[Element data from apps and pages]
★ ★ ★
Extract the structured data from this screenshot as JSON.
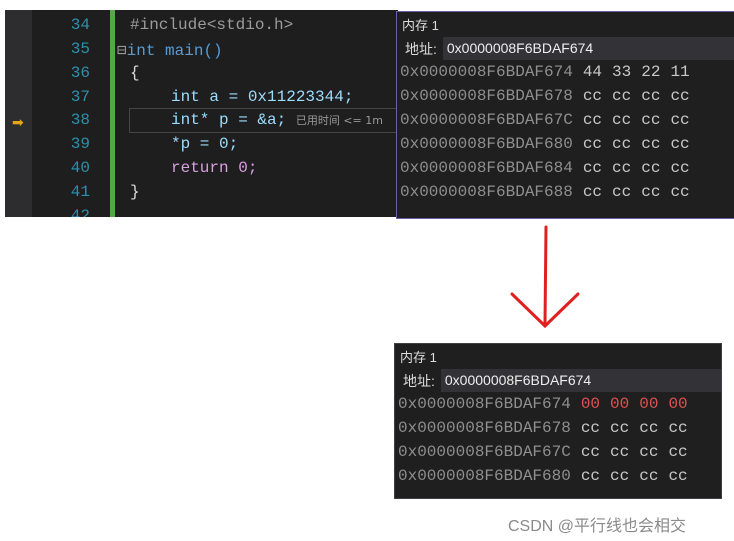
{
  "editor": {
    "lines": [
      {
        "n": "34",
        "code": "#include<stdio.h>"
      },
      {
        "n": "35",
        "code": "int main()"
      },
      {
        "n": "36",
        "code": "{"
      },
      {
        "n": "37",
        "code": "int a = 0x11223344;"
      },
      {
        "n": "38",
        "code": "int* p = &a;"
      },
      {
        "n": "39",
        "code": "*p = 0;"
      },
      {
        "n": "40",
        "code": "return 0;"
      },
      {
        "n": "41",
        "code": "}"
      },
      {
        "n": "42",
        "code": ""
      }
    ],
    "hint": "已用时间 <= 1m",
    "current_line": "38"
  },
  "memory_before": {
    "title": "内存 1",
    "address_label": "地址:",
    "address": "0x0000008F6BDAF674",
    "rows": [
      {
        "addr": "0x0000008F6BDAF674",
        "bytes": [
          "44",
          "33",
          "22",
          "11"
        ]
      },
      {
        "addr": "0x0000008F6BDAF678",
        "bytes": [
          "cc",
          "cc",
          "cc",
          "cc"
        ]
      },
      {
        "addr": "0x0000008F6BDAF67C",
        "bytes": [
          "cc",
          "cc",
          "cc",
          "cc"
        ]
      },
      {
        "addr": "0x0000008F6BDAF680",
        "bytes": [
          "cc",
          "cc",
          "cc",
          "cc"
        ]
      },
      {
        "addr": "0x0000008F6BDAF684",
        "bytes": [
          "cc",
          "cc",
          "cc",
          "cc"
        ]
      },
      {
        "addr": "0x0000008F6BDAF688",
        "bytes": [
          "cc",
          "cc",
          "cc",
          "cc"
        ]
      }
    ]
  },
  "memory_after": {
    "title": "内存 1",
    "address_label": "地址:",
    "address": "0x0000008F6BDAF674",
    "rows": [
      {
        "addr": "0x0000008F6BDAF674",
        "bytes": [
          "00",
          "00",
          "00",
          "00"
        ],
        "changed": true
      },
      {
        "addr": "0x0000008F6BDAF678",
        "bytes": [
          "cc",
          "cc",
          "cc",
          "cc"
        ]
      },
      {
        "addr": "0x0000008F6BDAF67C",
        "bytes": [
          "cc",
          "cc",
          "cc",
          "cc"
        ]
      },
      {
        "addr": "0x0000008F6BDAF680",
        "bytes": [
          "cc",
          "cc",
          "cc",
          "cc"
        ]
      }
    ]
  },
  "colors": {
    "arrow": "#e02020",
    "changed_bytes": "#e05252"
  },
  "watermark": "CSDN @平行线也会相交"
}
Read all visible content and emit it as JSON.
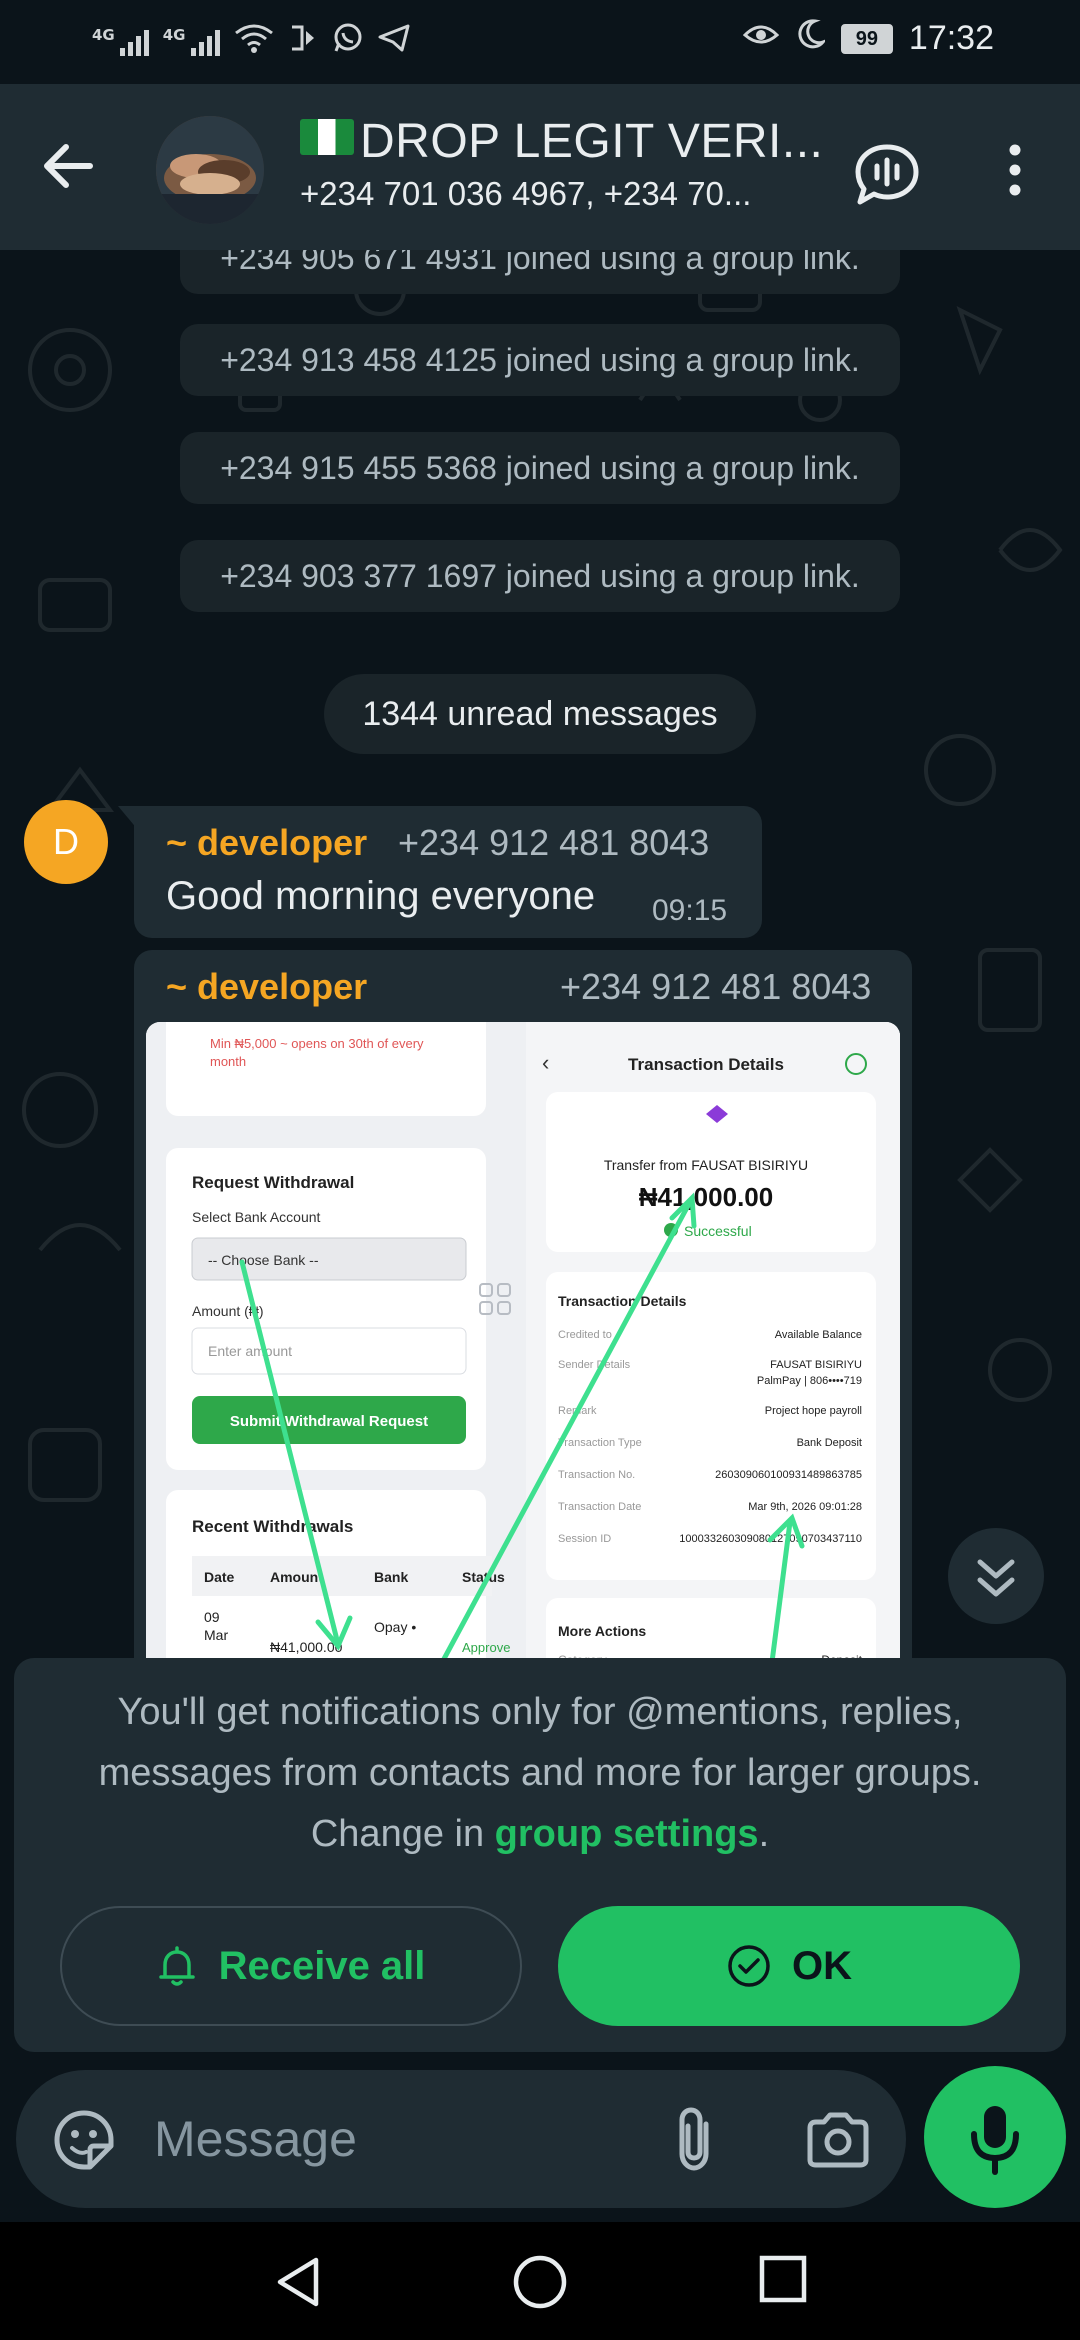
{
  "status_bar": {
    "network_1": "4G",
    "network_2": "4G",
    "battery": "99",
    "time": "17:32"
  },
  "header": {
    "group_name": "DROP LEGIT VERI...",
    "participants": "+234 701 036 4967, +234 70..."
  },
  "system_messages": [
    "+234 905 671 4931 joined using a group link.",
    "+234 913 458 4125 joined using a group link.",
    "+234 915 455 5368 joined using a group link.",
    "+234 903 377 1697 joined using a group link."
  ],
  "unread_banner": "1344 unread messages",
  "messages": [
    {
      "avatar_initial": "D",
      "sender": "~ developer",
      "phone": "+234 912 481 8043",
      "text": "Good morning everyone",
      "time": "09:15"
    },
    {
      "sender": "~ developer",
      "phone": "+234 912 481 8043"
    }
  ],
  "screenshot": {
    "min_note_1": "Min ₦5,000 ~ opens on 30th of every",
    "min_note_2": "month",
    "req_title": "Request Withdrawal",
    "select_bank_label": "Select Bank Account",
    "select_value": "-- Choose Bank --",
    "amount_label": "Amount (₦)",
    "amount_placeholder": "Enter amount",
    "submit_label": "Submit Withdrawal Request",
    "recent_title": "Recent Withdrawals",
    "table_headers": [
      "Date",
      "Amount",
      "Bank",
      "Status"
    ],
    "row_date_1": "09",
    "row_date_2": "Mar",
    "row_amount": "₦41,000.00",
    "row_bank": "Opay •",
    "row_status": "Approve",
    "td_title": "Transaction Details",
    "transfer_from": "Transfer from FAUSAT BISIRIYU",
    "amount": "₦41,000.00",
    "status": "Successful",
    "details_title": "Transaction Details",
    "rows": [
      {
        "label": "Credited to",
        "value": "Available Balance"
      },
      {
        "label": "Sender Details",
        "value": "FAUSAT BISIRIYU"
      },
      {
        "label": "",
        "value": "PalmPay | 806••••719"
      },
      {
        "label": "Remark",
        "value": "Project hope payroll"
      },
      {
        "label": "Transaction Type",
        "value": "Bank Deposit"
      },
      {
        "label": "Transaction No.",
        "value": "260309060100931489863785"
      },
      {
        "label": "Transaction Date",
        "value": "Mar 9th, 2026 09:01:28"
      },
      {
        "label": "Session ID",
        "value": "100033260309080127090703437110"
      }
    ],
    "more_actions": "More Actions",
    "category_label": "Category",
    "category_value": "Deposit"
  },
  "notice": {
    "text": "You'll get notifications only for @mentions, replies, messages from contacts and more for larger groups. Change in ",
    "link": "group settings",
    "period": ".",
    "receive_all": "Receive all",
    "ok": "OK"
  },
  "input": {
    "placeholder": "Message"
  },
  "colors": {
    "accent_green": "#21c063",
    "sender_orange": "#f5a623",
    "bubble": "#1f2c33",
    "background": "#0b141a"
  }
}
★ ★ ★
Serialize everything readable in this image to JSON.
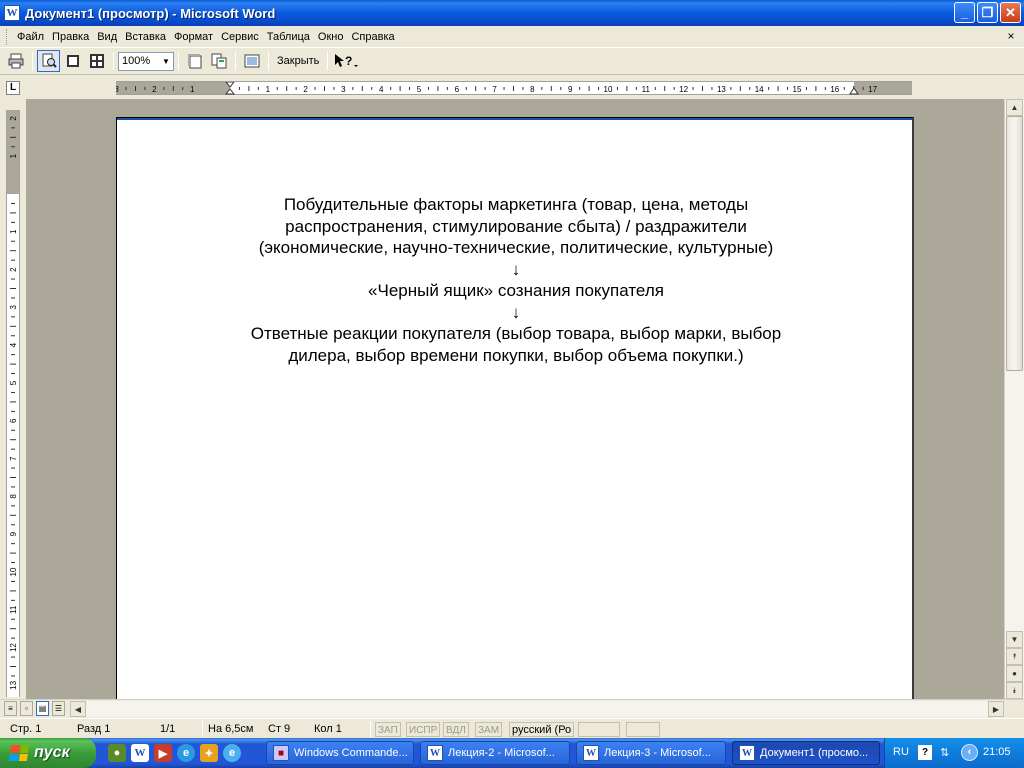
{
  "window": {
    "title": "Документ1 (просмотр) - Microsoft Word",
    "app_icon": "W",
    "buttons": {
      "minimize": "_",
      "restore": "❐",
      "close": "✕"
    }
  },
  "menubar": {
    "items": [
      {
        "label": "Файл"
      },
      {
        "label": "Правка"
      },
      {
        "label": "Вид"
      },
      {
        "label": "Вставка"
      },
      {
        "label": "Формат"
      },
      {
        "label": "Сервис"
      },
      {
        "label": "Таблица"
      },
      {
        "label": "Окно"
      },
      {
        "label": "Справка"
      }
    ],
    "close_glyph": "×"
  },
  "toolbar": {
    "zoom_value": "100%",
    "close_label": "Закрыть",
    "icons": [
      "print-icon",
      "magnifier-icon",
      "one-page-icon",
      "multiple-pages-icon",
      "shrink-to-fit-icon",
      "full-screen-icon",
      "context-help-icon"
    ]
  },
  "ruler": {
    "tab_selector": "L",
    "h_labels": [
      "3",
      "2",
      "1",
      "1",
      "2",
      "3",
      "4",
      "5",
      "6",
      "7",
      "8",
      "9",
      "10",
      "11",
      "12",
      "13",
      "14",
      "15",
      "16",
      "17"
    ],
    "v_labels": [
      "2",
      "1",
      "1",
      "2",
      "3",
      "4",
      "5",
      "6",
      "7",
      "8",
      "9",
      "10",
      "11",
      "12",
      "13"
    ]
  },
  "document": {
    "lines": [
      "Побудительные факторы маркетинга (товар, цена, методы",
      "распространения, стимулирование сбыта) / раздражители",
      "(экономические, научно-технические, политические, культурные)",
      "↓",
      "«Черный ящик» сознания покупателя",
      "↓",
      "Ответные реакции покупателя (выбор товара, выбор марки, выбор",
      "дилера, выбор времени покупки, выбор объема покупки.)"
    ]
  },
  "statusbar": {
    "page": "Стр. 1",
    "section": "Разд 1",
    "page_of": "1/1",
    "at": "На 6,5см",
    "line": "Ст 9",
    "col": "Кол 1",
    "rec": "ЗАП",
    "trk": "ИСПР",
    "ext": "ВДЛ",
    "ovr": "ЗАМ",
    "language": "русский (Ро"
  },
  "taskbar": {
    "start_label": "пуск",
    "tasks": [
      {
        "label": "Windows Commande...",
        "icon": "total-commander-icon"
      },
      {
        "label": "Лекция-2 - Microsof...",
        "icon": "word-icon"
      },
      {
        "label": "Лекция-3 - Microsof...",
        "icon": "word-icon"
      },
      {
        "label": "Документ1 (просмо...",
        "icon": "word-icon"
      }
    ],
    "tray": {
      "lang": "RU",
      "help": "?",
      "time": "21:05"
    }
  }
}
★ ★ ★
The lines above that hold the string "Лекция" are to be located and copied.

        "label": "Лекция-2 - Microsof...",
        "label": "Лекция-3 - Microsof...",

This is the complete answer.